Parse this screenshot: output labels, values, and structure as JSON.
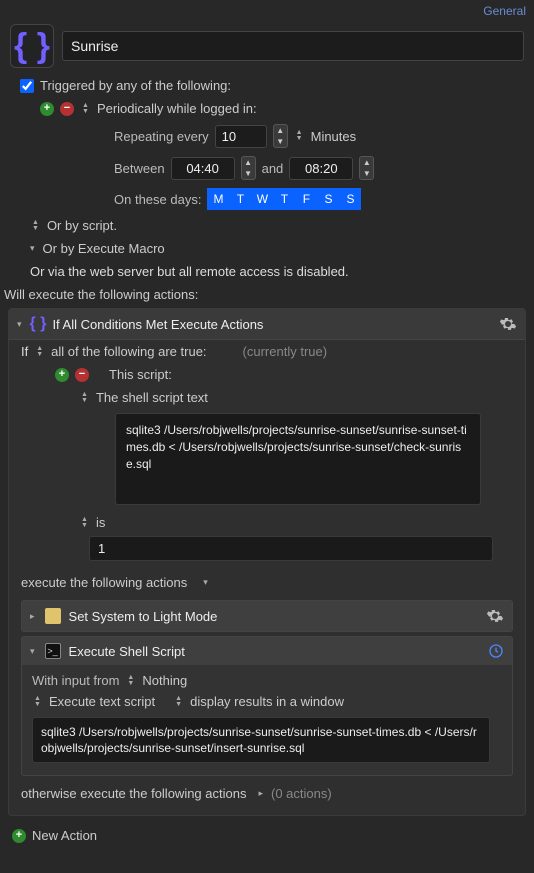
{
  "top_link": "General",
  "title": "Sunrise",
  "trigger": {
    "checkbox_checked": true,
    "label": "Triggered by any of the following:",
    "periodic_label": "Periodically while logged in:",
    "repeat_label": "Repeating every",
    "repeat_value": "10",
    "repeat_unit": "Minutes",
    "between_label": "Between",
    "time_from": "04:40",
    "and": "and",
    "time_to": "08:20",
    "days_label": "On these days:",
    "days": [
      "M",
      "T",
      "W",
      "T",
      "F",
      "S",
      "S"
    ]
  },
  "or_script": "Or by script.",
  "or_macro": "Or by Execute Macro",
  "or_web": "Or via the web server but all remote access is disabled.",
  "exec_label": "Will execute the following actions:",
  "cond": {
    "title": "If All Conditions Met Execute Actions",
    "if_label": "If",
    "if_mode": "all of the following are true:",
    "current": "(currently true)",
    "this_script": "This script:",
    "shell_text_label": "The shell script text",
    "script1": "sqlite3 /Users/robjwells/projects/sunrise-sunset/sunrise-sunset-times.db < /Users/robjwells/projects/sunrise-sunset/check-sunrise.sql",
    "is_label": "is",
    "is_value": "1",
    "exec_actions_label": "execute the following actions",
    "action1": "Set System to Light Mode",
    "action2_title": "Execute Shell Script",
    "input_label": "With input from",
    "input_mode": "Nothing",
    "exec_text_script": "Execute text script",
    "display_results": "display results in a window",
    "script2": "sqlite3 /Users/robjwells/projects/sunrise-sunset/sunrise-sunset-times.db < /Users/robjwells/projects/sunrise-sunset/insert-sunrise.sql",
    "otherwise": "otherwise execute the following actions",
    "otherwise_count": "(0 actions)"
  },
  "new_action": "New Action"
}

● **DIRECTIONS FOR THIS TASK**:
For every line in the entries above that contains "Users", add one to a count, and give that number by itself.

● **TASK ANSWER**:
2